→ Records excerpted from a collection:
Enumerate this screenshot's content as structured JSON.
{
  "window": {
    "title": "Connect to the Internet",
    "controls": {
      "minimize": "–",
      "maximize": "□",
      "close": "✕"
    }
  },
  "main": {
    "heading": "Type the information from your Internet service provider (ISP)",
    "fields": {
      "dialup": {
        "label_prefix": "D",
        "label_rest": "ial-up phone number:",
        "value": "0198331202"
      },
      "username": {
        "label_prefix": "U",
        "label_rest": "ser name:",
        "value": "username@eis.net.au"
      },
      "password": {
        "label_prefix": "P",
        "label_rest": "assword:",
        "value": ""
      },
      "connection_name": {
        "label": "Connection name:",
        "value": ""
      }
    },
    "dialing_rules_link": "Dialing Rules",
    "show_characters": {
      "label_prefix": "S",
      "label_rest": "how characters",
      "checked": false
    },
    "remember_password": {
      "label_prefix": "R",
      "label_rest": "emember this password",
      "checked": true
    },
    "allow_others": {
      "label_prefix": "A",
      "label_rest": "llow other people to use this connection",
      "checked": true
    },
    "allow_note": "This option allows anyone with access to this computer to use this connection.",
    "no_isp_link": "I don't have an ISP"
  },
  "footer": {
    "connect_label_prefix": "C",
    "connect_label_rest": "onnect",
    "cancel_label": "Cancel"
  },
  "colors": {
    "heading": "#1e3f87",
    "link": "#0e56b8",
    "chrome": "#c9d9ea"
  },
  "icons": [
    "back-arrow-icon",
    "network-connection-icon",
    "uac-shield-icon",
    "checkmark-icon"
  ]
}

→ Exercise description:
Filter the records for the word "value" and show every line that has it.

→ Written response:
        "value": "0198331202"
        "value": "username@eis.net.au"
        "value": ""
        "value": ""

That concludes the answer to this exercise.